ESG fund assets in China are estimated to be $5.9bn or 0.28% of the total onshore mutual fund industry AUM of $2.1trn, according to a recent report from Shanghai-based Z-Ben Advisors.
In the US, by comparison, ESG-mandate funds collected $321bn in assets or 1.25% of the US mutual fund industry, which was worth $25.7trn as of the end of last year.
In Europe, ESG-mandate funds have amassed $750bn, accounting for 4% of the $18.8trn fund industry, the report noted.
“One reason for the small proportion in onshore China is that there is no executable document [requirement for standardized disclosure] about ESG,” Ivan Shi, director of data analytics at Z-Ben Advisors and an author of the report, told FSA.
“Even though regulatory bodies like the Asset Management Association of China (Amac) has released ESG-related documents, they are not for listed companies and the market is waiting for the [requirement for standardized disclosure] from the Shanghai Stock Exchange and Shenzhen Stock Exchange,” Shi added.
The report also noted that “[for now], A-share companies vary greatly as some have taken the initiative to proffer thorough information, particularly when transparency encourages investment in nascent industries. But the overwhelming majority of companies don’t provide complete, audited and verifiable disclosure on ESG issues.
“In turn, many A-shares are not thoroughly covered by ratings providers onshore. Fund managers hence find it difficult to [integrate] ESG analysis into their investment processes,” the report added.
Another reason is that acquiring objective ESG data remains a major obstacle for fund managers because there are multiple ESG data providers and further confounding the issue are the metrics used by these providers do not always overlap, according to the report.

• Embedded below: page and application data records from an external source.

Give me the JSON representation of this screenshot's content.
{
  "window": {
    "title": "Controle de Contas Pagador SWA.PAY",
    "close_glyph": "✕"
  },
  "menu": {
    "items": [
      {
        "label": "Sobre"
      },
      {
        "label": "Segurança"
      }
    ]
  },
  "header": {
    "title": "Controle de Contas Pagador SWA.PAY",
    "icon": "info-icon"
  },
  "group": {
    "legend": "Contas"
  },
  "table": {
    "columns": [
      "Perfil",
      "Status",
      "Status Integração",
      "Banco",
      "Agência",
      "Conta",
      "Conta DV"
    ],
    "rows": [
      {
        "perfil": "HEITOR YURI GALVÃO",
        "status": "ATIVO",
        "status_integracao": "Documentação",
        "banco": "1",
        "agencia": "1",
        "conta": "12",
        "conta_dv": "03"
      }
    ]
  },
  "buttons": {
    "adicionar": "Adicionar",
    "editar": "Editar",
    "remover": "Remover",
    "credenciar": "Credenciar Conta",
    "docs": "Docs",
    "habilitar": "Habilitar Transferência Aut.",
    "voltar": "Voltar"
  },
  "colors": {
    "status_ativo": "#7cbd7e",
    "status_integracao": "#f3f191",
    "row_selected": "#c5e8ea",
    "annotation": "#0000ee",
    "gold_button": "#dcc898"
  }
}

Moreover, the implementation of ESG in onshore China is not transparent.
“For the most part, fund materials [such as factsheets] are vague on the particulars of ESG investing, followed by even more vague descriptions (or even none at all) of how it applies to principal strategies.
“For nearly all of the products on offer, it’s nearly impossible to gain insight into how ESG is actually being incorporated into management of the funds,” the report said.
Foreign partners needed?
“Only select large managers are currently making the effort to invest in proprietary ESG coverage and expertise. Not even a dozen mutual fund managers have at least one explicit ESG product.
“Much of the incentive for local fund managers to promote ESG lies in relationships with global asset owners,” the report said.
Foreign fund houses are also introducing ESG funds in China.
Last month, China Asset Management and Netherlands-based NN Investment Partners announced the launch of the NN (L) International China A-Share Equity Fund which the firms said is the first ESG Ucits fund managed by a mainland-based asset manager.
The two firms hope to overcome some of the obstacles to mainland ESG investing by using NNIP’s tools and methods to screen onshore investments. However, in Asia the fund remains available to professional investors only.
“For retail investors, ESG simply isn’t decisive yet. Little evidence has materialized in fund flows that meaningful demand for ESG exposure exists,” the report said.
Moreover, according to an industry survey of asset managers in 2019 (not only mutual fund companies), about 40% of them plan to incorporate ESG factors into their investment processes in the next 1- 2 years.
However, just 16% either had a firm-level ESG strategy or had fully integrated ESG factors into their investment, the report noted.
At the same time, some managers still regularly tout their ESG capabilities.
“Distribution platforms will occasionally give banners to ESG funds, although these promotions tend to focus on novelty rather than underlying investment processes. And while many firms are also eager to put a fleeting spotlight on certain signing ceremonies, such as UNPRI, just a handful have dedicated ESG teams in place that work with portfolio managers,” the report said.
Once the stock exchanges follow through on requiring standardized disclosure of ESG metrics, firms will begin to follow. As data becomes more comparable across securities, fund managers will be able to more effectively incorporate ESG metrics into their portfolio decisions, according to the report.
“When that happens, more should start to promote these capabilities to retail investors who will need plenty of education on ESG investing,” the report added.